Agile methods have boomed in influence and practice, as organizations of all sizes and types acknowledge that linear thinking won’t cut it in a complex business world. But what does it actually mean to be Agile? This three-part series explores the question, focusing on the most popular agile approach, Scrum.
Many would say the story of agile begins in 1995 when Jeff Sutherland and Ken Schwaber presented a formalized Scrum process at the International Conference on Object-Oriented Programming, Systems, Languages, and Applications. For others, the movements defining moment was the creation of the Agile Manifesto in February 2001, in which Sutherland, Schwaber, Kent Beck, Alistair Cockburn, Jim Highsmith and Mike Beedle, among others, drafted a document that outlined the need for lightweight processes in modern software development. In essence, the Agile Manifesto served as a Declaration of Independence from the inflexibility of waterfall development.

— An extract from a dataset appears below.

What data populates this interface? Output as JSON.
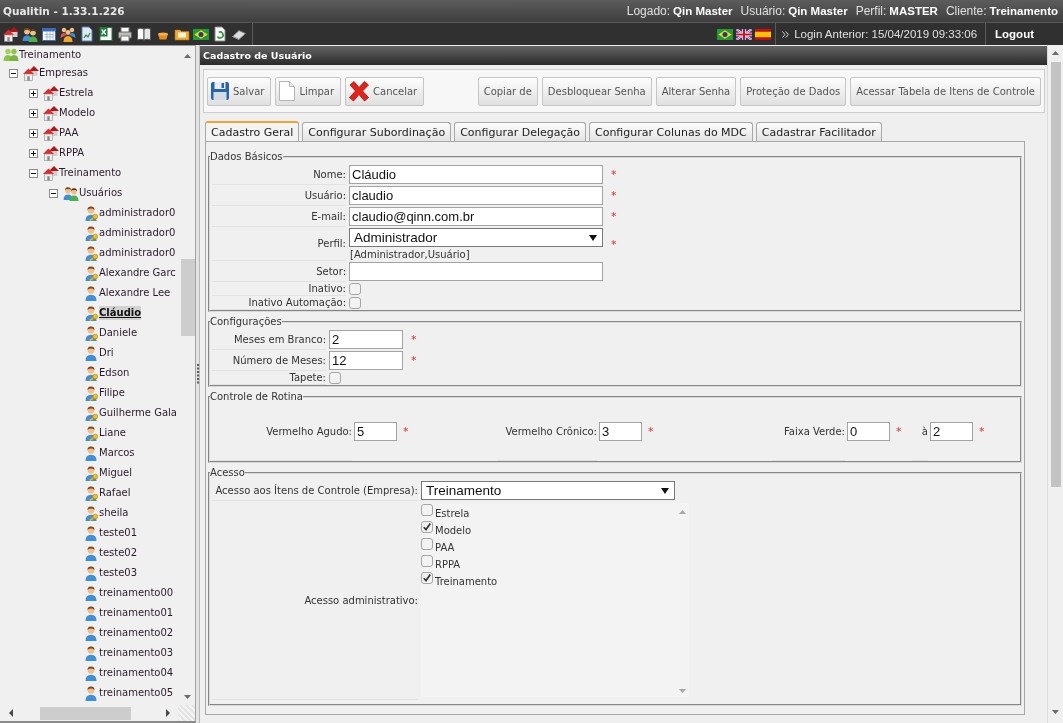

With representatives of nascent agile methodologies on hand, including Extreme Programming, DSDM and Scrum, the group mapped out a paradigmatic shift in development that emphasized philosophy over concrete processes. That’s a critical distinction: Because agile practices mark such a dramatic departure from traditional, sequential models of development, teams and organizations must cultivate a deep understanding of